▶ _Goal of the exercise_
In the records below, find each line containing the word "into" and copy it.

[Opening Task data section]

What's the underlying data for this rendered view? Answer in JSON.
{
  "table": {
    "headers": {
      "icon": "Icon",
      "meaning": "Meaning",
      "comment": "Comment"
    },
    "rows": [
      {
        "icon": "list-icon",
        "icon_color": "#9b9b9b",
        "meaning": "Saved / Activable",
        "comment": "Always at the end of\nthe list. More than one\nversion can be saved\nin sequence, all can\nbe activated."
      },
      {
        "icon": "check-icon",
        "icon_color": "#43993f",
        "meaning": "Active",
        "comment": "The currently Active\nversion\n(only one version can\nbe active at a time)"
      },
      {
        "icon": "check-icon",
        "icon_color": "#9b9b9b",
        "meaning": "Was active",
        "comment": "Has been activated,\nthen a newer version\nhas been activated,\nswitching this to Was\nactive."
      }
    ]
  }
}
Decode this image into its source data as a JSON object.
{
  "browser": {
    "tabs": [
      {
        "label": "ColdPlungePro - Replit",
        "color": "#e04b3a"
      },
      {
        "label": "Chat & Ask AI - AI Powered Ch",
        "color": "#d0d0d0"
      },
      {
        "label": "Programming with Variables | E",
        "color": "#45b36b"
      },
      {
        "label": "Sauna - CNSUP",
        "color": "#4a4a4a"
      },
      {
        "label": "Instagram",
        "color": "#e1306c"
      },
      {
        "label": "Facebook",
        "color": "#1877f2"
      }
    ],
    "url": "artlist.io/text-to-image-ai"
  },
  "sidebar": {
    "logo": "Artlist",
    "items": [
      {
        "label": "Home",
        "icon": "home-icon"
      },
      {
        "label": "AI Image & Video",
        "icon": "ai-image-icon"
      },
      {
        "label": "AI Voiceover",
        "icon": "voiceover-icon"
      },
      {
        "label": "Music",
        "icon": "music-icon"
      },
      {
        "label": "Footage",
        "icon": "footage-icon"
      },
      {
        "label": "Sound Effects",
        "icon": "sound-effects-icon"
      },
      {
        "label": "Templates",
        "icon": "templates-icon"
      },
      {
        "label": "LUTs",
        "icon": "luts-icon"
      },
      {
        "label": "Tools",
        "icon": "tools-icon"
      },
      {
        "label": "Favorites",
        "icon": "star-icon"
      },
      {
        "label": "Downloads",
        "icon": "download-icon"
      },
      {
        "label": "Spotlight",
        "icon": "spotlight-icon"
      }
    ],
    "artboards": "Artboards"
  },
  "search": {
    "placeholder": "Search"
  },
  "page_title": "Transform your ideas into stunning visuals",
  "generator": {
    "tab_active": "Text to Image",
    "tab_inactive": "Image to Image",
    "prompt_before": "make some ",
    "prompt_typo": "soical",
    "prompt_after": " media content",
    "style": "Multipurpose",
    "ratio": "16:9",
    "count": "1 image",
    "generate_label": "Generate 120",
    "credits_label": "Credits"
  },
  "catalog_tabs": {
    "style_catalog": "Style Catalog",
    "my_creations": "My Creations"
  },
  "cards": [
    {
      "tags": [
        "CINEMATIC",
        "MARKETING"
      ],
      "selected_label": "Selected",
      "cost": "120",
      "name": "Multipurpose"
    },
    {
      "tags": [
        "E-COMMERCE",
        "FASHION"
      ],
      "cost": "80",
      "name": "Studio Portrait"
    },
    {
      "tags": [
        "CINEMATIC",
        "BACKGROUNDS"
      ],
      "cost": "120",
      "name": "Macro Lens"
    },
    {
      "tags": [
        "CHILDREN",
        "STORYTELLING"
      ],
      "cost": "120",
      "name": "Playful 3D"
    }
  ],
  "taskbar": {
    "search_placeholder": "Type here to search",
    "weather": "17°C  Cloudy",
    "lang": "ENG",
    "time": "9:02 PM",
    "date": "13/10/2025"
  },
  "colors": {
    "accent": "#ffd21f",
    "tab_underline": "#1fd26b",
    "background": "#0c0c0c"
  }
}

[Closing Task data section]

▶ _Reply to the exercise_
Decode this image into its source data as a JSON object.
  "page_title": "Transform your ideas into stunning visuals",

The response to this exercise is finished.